FATCA International Agreements: US Treasury Department Releases “Model 2” FATCA Intergovernmental Agreement; Signs FATCA Agreements with Denmark, Mexico and SpainSullivan & Cromwell LLP - November 28, 2012
On November 14, the US Treasury Department released a template (the “Model 2 IGA”) that is to be used for negotiating “model 2” FATCA intergovernmental agreements. The “model 2” approach, which was first announced in joint statements made by the US Treasury Department and the governments of Japan and Switzerland, will generally require “foreign financial institutions” (“FFIs”) in “FATCA Partner” jurisdictions (that is, jurisdictions that enter into intergovernmental agreements with the United States) to report FATCA information to the IRS. Direct FFI reporting will then be supplemented by group requests (made under an applicable tax treaty or tax information exchange agreement between the United States and the FATCA Partner) for information about customers who do not consent to information reporting. The Model 2 IGA stands in contrast to the “model 1” approach that was negotiated with five European countries, which requires FFIs to report FATCA information to their home country revenue authority, which will then forward that information to the IRS. The benefits of the Model 2 IGA are similar to those conferred by the “model 1” approach: however, significantly, the Model 2 IGA does not fully suspend the requirement to perform “foreign passthru payment” or “gross proceeds” withholding, and does not limit FATCA withholding responsibility to “withholding qualified intermediaries” and other entities that have elected to assume US withholding duties.
In separate developments, the United States signed three FATCA agreements over the last several days, with Denmark, Mexico and Spain. The agreement with Denmark (the “Denmark Agreement”) is a “model 1” reciprocal agreement, and there are few significant differences between the Denmark Agreement and the FATCA agreement that was signed by the United States and the United Kingdom in September 2012 (the “UK Agreement”) apart from (i) the inclusion of certain collective investment vehicles in the annex of exempted entities (a feature that is also present in the Model 2 IGA), (ii) the release, in conjunction with the Denmark Agreement, of a memorandum of understanding limiting the reporting responsibilities of the Danish Central Securities Depository, (iii) the use of Danish TINs (rather than the account holder’s date of birth) in information exchange, and (iv) the absence of “international organizations” from the list of exempted entities.
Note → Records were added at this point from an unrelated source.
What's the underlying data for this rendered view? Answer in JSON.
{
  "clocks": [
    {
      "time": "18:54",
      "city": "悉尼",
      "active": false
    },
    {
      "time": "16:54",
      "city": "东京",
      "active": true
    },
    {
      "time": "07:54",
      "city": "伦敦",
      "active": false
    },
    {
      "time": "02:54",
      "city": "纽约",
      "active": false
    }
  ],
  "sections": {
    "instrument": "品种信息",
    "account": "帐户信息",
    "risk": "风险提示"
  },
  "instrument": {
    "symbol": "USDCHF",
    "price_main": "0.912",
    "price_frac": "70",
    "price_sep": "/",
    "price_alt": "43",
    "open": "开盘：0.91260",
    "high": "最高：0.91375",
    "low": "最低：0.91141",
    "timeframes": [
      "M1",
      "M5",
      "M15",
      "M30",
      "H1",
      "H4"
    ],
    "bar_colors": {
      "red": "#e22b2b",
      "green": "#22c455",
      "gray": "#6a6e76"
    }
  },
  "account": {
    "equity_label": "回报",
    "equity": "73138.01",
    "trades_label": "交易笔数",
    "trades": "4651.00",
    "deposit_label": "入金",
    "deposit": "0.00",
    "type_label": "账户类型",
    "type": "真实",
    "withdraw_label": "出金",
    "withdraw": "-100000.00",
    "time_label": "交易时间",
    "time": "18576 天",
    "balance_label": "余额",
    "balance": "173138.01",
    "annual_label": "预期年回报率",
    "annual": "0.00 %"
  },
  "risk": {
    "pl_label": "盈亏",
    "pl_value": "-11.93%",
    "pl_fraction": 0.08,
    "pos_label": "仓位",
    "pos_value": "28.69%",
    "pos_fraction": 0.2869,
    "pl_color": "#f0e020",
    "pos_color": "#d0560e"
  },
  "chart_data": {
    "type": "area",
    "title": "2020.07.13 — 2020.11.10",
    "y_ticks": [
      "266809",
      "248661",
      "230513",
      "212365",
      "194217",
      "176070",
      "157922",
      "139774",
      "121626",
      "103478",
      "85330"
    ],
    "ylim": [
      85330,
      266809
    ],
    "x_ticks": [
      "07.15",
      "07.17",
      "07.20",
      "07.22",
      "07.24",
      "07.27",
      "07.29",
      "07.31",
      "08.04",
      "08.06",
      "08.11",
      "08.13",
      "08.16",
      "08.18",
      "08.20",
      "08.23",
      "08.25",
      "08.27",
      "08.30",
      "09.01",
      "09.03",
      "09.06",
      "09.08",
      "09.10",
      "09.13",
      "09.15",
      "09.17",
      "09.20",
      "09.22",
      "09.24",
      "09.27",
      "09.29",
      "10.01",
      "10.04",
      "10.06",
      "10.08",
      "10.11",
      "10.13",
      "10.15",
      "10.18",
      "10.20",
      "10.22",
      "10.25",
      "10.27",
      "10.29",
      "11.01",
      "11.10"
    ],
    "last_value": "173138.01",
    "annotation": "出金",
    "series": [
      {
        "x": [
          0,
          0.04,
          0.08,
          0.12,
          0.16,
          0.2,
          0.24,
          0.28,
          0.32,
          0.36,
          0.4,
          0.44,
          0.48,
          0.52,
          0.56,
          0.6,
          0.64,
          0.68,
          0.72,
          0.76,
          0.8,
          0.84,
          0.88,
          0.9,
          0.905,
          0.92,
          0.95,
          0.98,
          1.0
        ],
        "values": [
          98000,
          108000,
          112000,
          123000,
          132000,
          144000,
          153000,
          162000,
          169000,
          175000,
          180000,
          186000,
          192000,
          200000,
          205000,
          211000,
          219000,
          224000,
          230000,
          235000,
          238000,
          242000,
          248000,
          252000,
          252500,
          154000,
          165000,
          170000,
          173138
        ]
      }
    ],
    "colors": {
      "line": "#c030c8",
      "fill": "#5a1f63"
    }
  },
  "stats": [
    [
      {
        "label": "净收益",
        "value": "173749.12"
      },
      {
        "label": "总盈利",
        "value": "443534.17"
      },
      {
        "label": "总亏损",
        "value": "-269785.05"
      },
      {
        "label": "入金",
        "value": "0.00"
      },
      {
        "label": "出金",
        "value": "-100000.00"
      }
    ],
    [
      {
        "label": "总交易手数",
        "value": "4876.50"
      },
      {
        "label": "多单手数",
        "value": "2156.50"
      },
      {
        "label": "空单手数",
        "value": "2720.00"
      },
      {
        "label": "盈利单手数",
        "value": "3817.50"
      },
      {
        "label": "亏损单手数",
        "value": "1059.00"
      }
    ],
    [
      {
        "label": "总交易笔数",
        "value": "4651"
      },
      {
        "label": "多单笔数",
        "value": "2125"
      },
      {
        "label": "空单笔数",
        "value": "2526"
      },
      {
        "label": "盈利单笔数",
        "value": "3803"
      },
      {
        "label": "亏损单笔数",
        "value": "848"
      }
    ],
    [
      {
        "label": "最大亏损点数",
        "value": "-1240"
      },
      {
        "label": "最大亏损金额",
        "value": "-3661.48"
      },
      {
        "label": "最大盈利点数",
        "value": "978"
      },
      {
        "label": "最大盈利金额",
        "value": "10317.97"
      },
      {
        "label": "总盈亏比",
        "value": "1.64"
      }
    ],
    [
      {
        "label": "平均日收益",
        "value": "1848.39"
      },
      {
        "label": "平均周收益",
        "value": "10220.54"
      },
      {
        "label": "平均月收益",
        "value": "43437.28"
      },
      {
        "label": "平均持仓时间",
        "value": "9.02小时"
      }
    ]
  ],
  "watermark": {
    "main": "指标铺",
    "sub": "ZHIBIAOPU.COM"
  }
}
The agreement with Mexico (the “Mexico Agreement”) is also a “model 1” agreement and is very similar to the Denmark Agreement. Like the Denmark Agreement, it is a reciprocal agreement that provides for automatic information exchange (including a commitment, by the US Treasury Department, to require US banks to collect Mexican TINs with respect to 2017 and subsequent years). Interestingly, the Mexico Agreement does not include “local FFIs” in its annex of exempted entities, and—in contrast to other “model 1” agreements—requires reporting of average monthly balances, rather than year-end balances (although the due diligence annex remains keyed off of year-end account balances). The Mexico Agreement also differs from other “model 1” agreements in that it requires the United States (but not Mexico) to make queries regarding “minor and administrative errors” through the Mexican competent authority (instead of requesting the information directly from the financial institution).
The agreement with Spain has not yet been published by the Treasury Department, but has been announced by the Spanish authorities.